EXERCISE PROMPT → What lines of the material hold the string "Коста"? Pull each of them out.

STUDY MATERIAL →
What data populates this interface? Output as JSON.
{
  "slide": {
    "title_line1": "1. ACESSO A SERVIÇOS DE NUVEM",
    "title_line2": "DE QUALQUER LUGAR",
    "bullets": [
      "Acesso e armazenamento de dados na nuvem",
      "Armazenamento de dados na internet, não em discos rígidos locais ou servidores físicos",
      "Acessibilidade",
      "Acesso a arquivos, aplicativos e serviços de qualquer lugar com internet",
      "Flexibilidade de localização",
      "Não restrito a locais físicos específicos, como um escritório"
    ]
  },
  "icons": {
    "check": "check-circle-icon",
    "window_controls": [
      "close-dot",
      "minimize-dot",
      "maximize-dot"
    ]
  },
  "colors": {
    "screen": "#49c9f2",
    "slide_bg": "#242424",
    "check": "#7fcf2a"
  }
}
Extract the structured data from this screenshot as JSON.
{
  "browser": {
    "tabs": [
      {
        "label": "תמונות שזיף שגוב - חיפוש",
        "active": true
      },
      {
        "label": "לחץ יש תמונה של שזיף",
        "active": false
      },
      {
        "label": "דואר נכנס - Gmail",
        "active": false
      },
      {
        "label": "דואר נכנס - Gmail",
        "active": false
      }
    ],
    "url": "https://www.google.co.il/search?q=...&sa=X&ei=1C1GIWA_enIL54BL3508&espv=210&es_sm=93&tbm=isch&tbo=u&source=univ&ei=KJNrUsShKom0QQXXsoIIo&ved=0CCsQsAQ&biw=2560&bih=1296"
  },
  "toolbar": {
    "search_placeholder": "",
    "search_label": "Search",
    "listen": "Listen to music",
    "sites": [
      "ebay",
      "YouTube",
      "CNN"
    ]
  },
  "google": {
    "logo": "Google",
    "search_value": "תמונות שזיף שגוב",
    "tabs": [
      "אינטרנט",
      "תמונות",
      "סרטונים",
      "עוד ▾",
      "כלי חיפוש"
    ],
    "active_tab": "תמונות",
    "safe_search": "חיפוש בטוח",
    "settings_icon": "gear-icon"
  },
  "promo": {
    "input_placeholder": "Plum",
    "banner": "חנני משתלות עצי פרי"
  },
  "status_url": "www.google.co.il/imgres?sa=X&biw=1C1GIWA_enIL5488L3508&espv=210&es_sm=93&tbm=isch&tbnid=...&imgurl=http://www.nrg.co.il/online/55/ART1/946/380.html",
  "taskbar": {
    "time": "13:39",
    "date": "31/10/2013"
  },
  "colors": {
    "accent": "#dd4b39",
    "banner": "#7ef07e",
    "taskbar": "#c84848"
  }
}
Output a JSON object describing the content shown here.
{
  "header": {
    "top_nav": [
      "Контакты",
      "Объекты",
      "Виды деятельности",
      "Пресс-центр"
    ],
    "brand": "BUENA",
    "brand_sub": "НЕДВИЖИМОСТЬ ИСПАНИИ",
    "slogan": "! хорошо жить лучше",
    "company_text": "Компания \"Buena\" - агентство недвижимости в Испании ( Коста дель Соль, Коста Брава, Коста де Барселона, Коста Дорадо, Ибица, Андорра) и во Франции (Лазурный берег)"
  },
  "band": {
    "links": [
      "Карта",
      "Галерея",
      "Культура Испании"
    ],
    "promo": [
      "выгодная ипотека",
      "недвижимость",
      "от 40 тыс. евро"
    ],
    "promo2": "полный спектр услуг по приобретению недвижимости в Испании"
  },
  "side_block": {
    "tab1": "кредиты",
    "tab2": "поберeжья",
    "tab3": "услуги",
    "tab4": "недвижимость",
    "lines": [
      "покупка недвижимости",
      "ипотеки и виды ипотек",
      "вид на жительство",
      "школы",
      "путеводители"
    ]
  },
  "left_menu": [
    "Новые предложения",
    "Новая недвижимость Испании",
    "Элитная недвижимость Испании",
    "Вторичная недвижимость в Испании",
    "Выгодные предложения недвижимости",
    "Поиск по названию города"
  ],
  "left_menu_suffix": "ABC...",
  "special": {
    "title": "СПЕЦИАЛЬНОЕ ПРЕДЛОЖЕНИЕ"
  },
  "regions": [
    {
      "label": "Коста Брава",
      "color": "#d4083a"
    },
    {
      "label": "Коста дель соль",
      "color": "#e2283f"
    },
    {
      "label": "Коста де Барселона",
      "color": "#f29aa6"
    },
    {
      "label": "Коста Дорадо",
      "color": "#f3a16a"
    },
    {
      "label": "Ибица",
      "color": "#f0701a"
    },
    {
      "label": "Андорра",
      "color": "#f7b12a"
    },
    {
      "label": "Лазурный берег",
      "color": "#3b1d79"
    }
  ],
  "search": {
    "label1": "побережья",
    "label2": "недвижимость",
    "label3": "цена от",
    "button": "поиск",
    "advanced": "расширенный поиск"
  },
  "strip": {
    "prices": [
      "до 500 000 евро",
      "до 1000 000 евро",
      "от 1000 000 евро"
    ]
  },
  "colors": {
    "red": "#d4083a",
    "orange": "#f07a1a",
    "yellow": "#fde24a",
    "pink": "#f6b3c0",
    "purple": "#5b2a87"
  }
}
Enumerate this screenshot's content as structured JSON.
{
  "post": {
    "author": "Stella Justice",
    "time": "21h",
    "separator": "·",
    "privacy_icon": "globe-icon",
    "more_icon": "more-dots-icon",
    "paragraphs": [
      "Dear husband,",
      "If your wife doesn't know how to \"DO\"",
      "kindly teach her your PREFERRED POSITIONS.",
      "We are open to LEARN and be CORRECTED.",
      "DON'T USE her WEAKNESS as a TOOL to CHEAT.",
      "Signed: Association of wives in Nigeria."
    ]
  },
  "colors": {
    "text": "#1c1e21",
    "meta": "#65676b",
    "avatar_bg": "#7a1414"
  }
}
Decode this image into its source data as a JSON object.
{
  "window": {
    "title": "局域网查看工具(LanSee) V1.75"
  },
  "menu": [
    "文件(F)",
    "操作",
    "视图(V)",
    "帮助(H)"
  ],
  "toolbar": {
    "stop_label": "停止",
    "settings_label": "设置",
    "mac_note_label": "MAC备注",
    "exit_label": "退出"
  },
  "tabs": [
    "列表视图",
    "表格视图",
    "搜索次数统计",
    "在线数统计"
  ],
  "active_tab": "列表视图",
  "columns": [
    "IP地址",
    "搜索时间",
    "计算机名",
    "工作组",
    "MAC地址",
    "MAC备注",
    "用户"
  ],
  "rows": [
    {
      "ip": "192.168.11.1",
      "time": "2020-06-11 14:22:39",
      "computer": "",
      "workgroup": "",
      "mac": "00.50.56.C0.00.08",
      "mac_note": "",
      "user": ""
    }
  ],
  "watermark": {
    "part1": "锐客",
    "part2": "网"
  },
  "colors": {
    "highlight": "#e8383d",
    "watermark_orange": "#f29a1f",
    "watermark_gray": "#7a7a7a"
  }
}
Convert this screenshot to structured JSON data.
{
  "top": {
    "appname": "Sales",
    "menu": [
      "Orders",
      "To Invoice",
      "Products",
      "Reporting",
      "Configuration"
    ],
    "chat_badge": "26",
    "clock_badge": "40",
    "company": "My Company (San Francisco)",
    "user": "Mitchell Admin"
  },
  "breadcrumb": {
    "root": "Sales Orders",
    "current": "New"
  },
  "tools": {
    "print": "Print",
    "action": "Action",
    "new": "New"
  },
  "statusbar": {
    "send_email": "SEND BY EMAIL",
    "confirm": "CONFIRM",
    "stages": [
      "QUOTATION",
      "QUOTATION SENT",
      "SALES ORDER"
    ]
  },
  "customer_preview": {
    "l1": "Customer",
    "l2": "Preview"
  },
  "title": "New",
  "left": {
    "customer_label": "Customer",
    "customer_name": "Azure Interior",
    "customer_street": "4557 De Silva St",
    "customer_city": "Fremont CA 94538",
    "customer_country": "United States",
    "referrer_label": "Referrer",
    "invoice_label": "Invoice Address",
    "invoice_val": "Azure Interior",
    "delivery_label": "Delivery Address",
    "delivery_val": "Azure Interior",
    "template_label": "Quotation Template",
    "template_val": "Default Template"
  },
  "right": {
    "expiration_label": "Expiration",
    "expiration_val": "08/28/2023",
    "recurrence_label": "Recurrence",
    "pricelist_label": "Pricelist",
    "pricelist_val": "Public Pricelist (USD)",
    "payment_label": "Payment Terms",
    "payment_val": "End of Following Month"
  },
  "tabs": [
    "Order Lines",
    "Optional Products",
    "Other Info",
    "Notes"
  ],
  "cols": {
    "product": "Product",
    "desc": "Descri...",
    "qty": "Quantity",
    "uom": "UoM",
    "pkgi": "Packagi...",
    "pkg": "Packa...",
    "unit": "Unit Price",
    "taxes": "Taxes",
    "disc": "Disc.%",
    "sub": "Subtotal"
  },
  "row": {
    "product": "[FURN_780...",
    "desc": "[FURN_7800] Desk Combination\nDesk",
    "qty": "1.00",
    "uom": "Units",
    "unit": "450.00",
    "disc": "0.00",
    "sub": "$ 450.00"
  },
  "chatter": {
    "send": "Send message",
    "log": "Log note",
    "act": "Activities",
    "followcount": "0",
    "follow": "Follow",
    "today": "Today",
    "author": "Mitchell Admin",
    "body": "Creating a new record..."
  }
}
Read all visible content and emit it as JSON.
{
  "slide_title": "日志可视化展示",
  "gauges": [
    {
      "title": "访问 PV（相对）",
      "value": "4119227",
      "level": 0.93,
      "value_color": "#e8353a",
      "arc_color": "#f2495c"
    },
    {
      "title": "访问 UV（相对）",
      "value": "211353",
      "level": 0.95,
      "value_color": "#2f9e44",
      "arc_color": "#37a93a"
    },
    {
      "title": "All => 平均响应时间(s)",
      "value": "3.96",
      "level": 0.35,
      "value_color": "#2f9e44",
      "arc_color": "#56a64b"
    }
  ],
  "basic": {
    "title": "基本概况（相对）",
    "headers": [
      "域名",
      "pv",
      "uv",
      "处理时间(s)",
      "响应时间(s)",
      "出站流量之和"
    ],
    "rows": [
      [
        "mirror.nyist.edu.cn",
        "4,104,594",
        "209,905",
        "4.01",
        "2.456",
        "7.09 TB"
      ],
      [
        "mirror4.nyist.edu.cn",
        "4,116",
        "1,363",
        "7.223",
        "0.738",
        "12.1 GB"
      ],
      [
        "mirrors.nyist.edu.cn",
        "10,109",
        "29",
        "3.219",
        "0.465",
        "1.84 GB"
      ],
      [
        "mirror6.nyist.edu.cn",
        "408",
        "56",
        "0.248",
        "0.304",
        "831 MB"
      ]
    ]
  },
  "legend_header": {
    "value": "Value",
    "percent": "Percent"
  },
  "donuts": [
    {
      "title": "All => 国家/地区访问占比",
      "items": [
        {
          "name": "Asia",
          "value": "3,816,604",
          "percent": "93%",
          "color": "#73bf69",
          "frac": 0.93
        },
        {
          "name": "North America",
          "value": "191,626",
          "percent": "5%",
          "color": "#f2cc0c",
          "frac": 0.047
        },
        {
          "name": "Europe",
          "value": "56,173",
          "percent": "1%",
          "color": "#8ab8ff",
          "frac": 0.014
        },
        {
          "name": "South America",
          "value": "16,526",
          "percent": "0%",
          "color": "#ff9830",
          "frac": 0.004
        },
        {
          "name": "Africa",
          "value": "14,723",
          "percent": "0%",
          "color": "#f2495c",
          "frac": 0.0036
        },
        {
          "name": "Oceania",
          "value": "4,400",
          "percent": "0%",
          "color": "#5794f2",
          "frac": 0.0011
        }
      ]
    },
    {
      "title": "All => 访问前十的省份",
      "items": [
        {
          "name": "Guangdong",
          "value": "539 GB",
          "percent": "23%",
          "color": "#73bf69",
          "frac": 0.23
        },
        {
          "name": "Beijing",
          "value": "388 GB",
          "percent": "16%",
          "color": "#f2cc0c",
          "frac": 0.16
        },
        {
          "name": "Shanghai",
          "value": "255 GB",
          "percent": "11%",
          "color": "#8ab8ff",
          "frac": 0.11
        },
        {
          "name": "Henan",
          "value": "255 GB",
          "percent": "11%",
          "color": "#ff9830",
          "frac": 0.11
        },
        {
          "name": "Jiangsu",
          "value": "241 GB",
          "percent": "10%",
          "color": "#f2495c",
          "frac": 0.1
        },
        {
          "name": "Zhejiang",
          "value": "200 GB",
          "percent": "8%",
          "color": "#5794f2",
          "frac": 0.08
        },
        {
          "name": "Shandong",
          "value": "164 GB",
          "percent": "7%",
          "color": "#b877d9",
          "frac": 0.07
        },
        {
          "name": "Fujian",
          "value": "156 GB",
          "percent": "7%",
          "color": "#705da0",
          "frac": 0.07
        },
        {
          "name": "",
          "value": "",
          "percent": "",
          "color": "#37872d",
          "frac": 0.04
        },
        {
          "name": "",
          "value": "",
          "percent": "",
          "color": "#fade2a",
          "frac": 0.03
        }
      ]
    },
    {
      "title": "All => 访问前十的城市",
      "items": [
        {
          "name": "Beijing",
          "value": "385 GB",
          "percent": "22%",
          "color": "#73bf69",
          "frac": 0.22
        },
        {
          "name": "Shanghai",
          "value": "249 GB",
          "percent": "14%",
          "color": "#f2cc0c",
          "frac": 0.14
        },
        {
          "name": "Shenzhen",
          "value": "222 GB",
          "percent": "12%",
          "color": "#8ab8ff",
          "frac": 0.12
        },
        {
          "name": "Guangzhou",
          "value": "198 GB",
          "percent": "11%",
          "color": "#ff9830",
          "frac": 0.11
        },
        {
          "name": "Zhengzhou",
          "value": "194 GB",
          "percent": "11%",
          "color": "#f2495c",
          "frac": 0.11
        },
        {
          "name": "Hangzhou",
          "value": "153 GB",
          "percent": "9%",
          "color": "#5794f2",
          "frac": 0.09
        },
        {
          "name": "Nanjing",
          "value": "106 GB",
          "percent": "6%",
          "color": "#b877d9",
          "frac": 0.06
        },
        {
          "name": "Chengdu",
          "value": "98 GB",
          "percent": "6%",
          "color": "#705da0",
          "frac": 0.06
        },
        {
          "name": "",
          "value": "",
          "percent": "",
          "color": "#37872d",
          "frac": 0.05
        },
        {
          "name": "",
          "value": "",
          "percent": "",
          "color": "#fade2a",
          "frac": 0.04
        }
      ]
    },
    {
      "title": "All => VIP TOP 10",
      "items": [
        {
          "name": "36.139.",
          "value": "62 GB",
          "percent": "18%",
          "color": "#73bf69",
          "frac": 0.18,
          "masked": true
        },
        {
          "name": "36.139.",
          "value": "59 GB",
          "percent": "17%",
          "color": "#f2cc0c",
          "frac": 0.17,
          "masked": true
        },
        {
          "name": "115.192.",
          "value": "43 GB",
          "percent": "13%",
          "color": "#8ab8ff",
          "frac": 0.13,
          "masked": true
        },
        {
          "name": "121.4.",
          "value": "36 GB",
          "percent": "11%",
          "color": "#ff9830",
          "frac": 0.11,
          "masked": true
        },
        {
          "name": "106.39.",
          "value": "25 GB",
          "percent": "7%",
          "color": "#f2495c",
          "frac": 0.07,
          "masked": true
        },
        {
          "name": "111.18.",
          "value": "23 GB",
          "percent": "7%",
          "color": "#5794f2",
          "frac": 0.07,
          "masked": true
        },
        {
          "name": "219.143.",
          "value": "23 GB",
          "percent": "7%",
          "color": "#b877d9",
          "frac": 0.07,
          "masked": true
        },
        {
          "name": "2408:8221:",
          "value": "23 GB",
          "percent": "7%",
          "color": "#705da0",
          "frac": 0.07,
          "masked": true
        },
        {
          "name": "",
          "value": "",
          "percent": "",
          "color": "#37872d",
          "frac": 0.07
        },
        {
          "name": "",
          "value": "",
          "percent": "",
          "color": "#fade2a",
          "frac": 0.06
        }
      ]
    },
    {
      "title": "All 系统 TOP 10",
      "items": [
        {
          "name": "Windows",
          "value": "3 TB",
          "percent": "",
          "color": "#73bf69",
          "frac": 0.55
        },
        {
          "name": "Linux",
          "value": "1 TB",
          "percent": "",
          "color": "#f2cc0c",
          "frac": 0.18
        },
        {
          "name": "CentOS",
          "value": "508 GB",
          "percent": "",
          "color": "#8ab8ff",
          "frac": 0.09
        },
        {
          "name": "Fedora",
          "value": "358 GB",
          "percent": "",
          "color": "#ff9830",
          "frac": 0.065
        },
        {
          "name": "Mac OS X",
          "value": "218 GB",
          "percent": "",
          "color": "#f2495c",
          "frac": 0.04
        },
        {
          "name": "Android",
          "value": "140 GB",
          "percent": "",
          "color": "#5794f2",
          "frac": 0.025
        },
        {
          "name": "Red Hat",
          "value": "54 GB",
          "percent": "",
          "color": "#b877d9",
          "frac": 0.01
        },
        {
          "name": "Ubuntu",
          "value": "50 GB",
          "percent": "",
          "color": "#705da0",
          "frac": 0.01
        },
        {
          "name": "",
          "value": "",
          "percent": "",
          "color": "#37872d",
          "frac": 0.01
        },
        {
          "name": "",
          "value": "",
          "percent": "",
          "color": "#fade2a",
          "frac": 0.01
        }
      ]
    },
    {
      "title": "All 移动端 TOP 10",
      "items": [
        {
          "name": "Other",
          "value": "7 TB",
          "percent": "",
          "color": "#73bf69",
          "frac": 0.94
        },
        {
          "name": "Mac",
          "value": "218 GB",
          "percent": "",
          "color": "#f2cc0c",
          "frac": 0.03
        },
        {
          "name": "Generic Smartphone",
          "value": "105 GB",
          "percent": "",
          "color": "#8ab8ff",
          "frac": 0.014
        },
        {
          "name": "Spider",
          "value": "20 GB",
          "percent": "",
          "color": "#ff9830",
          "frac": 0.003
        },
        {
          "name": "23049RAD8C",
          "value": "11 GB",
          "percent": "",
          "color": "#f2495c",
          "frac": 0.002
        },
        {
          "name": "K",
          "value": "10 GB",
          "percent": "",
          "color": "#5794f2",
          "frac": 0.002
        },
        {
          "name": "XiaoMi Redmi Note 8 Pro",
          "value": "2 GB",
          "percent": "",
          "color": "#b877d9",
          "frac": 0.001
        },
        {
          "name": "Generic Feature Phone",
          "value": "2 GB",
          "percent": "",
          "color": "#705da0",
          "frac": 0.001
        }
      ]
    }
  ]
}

SOLUTION TO THIS EXERCISE →
    "company_text": "Компания \"Buena\" - агентство недвижимости в Испании ( Коста дель Соль, Коста Брава, Коста де Барселона, Коста Дорадо, Ибица, Андорра) и во Франции (Лазурный берег)"
      "label": "Коста Брава",
      "label": "Коста дель соль",
      "label": "Коста де Барселона",
      "label": "Коста Дорадо",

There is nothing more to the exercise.